Recent BBC news article on Links between fizzy drinks and cancer.
Are sugary drinks causing cancer?
https://www.bbc.co.uk/news/health-48939671
To Quote "
Is this definitive proof?

No - the way the study was designed means it can spot patterns in the data but cannot explain them."

Compare this to the Daily Mail article

Just ONE drink of fruit juice or sugary tea a day can dramatically increase the risk of cancer, major study suggests

https://www.dailymail.co.uk/health/article-7233909/Daily-drink-fruit-juice-increase-risk-cancer-12-major-study-suggests.html


I am aware that the daily mail has a tenancy sensationalise reports and over state things, but surely if all this is from the SAME science paper one should be able to draw a very similar conclusion, or better still how about the media at least quote the conclusions from these science papers / reports

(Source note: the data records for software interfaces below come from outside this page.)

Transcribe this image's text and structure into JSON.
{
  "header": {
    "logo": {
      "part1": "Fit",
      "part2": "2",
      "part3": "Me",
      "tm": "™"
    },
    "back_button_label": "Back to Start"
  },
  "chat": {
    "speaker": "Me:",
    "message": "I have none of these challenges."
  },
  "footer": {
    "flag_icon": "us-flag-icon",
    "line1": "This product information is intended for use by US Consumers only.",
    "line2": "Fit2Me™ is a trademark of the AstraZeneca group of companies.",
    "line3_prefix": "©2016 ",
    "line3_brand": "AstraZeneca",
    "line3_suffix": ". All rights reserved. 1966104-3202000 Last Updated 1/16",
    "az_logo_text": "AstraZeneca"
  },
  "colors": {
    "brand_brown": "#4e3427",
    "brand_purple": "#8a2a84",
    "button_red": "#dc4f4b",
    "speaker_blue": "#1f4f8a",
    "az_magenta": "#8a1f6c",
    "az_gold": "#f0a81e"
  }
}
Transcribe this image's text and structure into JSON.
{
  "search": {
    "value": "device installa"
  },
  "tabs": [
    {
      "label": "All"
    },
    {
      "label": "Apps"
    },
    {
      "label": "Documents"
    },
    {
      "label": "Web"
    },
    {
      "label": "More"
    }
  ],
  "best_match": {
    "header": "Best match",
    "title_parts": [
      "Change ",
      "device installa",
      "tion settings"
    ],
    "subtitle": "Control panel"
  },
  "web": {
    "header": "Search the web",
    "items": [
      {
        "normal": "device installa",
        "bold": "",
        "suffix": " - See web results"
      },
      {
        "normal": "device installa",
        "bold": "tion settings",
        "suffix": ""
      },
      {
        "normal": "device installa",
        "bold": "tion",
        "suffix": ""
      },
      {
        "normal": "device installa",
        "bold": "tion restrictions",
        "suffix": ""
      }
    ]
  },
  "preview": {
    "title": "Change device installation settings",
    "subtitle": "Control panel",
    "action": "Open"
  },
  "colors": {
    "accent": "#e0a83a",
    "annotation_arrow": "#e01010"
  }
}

What chance do the rest of us have.
#bbc (x) #cancer (x) #dailymail (x) #drinks (x) #media (x) #misleading (x) #newspapers (x) #report (x) #risk (x) #uk (x)

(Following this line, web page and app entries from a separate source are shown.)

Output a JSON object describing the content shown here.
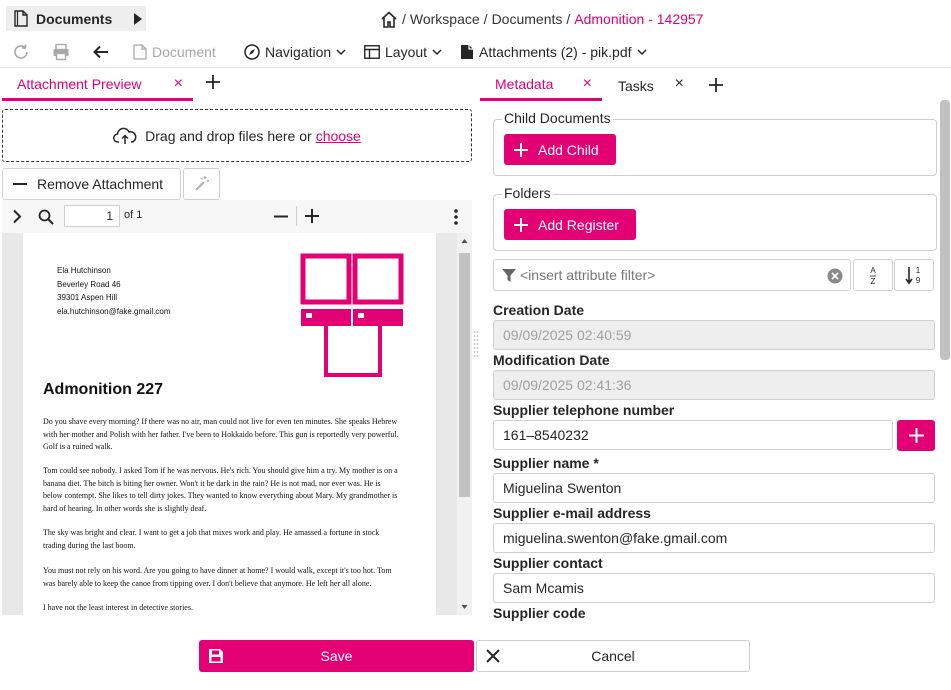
{
  "header": {
    "doc_tab_label": "Documents",
    "breadcrumb": [
      "Workspace",
      "Documents"
    ],
    "breadcrumb_active": "Admonition - 142957"
  },
  "toolbar": {
    "document_label": "Document",
    "navigation_label": "Navigation",
    "layout_label": "Layout",
    "attachments_label": "Attachments (2) - pik.pdf"
  },
  "left_tabs": {
    "preview_label": "Attachment Preview",
    "close_glyph": "×"
  },
  "dropzone": {
    "text": "Drag and drop files here or",
    "link": "choose"
  },
  "remove_attachment_label": "Remove Attachment",
  "viewer": {
    "page_value": "1",
    "page_of": "of 1"
  },
  "pdf": {
    "address": [
      "Ela Hutchinson",
      "Beverley Road 46",
      "39301 Aspen Hill",
      "ela.hutchinson@fake.gmail.com"
    ],
    "title": "Admonition 227",
    "paragraphs": [
      {
        "lines": [
          "Do you shave every morning? If there was no air, man could not live for even ten minutes. She speaks Hebrew",
          "with her mother and Polish with her father. I've been to Hokkaido before. This gun is reportedly very powerful.",
          "Golf is a ruined walk."
        ]
      },
      {
        "lines": [
          "Tom could see nobody. I asked Tom if he was nervous. He's rich. You should give him a try. My mother is on a",
          "banana diet. The bitch is biting her owner. Won't it be dark in the rain? He is not mad, nor ever was. He is",
          "below contempt. She likes to tell dirty jokes. They wanted to know everything about Mary. My grandmother is",
          "hard of hearing. In other words she is slightly deaf."
        ]
      },
      {
        "lines": [
          "The sky was bright and clear. I want to get a job that mixes work and play. He amassed a fortune in stock",
          "trading during the last boom."
        ]
      },
      {
        "lines": [
          "You must not rely on his word. Are you going to have dinner at home? I would walk, except it's too hot. Tom",
          "was barely able to keep the canoe from tipping over. I don't believe that anymore. He left her all alone."
        ]
      },
      {
        "lines": [
          "I have not the least interest in detective stories."
        ]
      }
    ]
  },
  "right_tabs": {
    "metadata_label": "Metadata",
    "tasks_label": "Tasks",
    "close_glyph": "×"
  },
  "metadata": {
    "child_documents_legend": "Child Documents",
    "add_child_label": "Add Child",
    "folders_legend": "Folders",
    "add_register_label": "Add Register",
    "filter_placeholder": "<insert attribute filter>",
    "fields": {
      "creation_date_label": "Creation Date",
      "creation_date_value": "09/09/2025 02:40:59",
      "modification_date_label": "Modification Date",
      "modification_date_value": "09/09/2025 02:41:36",
      "supplier_phone_label": "Supplier telephone number",
      "supplier_phone_value": "161–8540232",
      "supplier_name_label": "Supplier name *",
      "supplier_name_value": "Miguelina Swenton",
      "supplier_email_label": "Supplier e-mail address",
      "supplier_email_value": "miguelina.swenton@fake.gmail.com",
      "supplier_contact_label": "Supplier contact",
      "supplier_contact_value": "Sam Mcamis",
      "supplier_code_label": "Supplier code"
    }
  },
  "footer": {
    "save_label": "Save",
    "cancel_label": "Cancel"
  },
  "colors": {
    "accent": "#e20074"
  },
  "icons": [
    "document-icon",
    "caret-right-icon",
    "home-icon",
    "refresh-icon",
    "print-icon",
    "back-arrow-icon",
    "compass-icon",
    "layout-icon",
    "attachment-icon",
    "chevron-down-icon",
    "close-icon",
    "plus-icon",
    "cloud-upload-icon",
    "minus-icon",
    "magic-wand-icon",
    "sidebar-toggle-icon",
    "search-icon",
    "zoom-out-icon",
    "zoom-in-icon",
    "more-vertical-icon",
    "filter-icon",
    "clear-icon",
    "sort-alpha-icon",
    "sort-numeric-icon",
    "save-icon",
    "logo-icon"
  ]
}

One has to recognize clickbait headlines I think - and those outlets should be told you're not going back to their site because of all the intrusive advertising, clickbait headlines, and whatever other nonsense they've put in all in the name of "plz come visit our adz!".

Well that headline was the front page of the printed issue too, not sure how 2 sources seem to come up with the opposite in terms of conclusions.

Isn't the latter more geared toward the sensationalizing anyway?

Yeah, I just find it irritating when the press fail to report things properly, then go on about fake news or try and warn people on click bait or how bad Wikipedia is (in some cases) for accuracy. If they are that concerned get some decent journalists and set an example.

I'm totally with you on that.